» **REQUIRED ACTION**
Report every line of the data where the string "standards" appears.

» **DATA EXTRACT**
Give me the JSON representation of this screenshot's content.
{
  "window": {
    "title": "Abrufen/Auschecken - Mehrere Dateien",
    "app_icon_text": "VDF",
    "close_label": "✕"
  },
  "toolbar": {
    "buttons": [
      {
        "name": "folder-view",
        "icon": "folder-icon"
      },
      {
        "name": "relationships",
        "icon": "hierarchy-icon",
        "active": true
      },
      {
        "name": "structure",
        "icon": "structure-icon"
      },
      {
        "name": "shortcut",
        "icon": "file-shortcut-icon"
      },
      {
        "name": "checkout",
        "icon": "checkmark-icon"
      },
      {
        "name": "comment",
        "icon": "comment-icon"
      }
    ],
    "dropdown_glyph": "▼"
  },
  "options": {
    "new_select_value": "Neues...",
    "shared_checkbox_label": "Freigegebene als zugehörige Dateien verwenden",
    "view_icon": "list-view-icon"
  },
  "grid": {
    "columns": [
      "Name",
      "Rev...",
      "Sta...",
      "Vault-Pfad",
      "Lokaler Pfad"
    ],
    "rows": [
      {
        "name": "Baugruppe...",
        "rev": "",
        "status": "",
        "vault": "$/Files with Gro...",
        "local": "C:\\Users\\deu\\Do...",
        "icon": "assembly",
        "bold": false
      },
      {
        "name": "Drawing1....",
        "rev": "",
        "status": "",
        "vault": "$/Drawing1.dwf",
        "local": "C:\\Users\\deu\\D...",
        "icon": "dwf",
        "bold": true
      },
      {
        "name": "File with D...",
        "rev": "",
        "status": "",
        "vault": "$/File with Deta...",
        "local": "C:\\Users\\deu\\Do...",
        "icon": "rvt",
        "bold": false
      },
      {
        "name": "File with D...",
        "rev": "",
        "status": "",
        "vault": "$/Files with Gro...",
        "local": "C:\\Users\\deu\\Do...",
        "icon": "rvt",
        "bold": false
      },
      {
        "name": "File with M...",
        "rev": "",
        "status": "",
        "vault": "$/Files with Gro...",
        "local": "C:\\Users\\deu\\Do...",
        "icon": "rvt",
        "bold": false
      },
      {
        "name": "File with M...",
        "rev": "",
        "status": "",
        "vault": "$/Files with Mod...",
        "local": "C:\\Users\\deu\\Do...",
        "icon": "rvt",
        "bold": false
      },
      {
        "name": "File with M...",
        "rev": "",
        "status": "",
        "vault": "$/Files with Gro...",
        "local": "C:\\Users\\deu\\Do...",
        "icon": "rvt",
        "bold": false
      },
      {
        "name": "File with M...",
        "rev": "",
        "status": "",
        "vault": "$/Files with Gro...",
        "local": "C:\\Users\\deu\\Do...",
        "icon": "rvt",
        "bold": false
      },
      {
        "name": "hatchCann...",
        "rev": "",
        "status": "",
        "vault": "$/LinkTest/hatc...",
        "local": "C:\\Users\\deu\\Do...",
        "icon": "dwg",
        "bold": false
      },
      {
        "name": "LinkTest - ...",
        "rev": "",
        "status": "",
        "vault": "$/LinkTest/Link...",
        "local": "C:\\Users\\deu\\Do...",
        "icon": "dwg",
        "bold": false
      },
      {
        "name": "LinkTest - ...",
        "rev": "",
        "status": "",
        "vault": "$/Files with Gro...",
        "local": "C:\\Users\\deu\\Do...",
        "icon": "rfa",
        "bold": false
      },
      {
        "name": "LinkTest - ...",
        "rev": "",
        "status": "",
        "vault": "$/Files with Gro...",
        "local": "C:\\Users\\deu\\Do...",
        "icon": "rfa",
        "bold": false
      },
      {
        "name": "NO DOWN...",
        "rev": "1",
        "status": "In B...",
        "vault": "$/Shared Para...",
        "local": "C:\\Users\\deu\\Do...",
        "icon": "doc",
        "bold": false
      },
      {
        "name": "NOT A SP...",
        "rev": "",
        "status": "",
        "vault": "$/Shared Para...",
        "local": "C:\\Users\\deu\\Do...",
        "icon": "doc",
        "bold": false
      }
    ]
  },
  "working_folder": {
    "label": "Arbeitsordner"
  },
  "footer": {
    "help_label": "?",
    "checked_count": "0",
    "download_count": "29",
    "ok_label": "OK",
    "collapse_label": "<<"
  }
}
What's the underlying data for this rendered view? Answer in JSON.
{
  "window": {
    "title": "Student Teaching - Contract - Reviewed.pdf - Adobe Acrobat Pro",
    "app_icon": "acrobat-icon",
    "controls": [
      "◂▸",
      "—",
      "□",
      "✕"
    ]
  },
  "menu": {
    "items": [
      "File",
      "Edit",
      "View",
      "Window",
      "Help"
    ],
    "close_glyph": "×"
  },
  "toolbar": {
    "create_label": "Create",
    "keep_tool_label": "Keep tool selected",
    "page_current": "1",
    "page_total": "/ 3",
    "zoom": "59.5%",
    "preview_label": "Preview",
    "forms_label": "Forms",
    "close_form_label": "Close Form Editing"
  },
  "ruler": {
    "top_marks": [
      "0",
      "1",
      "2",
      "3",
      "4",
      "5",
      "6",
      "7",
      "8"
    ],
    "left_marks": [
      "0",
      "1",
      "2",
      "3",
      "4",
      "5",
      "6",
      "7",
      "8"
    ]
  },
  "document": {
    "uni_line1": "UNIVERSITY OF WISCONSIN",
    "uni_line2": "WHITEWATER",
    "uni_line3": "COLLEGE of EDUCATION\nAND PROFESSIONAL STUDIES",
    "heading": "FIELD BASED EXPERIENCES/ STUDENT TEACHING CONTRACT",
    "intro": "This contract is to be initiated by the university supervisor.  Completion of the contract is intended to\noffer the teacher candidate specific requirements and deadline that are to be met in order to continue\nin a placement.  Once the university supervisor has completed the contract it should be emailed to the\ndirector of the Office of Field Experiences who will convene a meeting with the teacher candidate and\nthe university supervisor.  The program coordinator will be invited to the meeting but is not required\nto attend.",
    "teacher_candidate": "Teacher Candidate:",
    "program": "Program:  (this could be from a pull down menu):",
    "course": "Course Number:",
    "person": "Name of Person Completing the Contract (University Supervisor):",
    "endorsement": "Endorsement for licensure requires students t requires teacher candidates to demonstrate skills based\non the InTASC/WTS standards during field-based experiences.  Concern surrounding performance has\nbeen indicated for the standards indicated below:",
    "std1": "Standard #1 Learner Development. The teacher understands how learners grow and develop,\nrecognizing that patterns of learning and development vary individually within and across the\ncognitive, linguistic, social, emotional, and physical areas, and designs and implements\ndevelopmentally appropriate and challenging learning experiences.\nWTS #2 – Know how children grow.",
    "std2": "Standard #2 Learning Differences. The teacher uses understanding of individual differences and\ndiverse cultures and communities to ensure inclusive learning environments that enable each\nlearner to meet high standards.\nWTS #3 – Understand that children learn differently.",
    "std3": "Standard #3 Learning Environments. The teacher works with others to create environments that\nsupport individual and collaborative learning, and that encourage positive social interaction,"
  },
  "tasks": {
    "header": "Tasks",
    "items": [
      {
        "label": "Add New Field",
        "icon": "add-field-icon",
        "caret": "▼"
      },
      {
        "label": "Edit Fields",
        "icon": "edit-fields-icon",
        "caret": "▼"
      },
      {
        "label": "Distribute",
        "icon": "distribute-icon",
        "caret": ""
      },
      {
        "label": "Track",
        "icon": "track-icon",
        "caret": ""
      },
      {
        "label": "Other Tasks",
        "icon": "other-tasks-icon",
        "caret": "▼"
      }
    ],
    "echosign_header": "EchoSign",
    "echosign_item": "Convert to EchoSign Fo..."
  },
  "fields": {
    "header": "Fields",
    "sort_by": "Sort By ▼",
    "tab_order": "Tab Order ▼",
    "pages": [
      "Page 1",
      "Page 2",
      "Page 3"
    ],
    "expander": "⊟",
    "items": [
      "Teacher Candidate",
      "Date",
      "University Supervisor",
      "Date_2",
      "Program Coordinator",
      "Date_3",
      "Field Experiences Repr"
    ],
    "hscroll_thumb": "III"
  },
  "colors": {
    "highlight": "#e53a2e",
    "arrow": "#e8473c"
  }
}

» **WRITTEN ANSWER**
    "endorsement": "Endorsement for licensure requires students t requires teacher candidates to demonstrate skills based\non the InTASC/WTS standards during field-based experiences.  Concern surrounding performance has\nbeen indicated for the standards indicated below:",
    "std2": "Standard #2 Learning Differences. The teacher uses understanding of individual differences and\ndiverse cultures and communities to ensure inclusive learning environments that enable each\nlearner to meet high standards.\nWTS #3 – Understand that children learn differently.",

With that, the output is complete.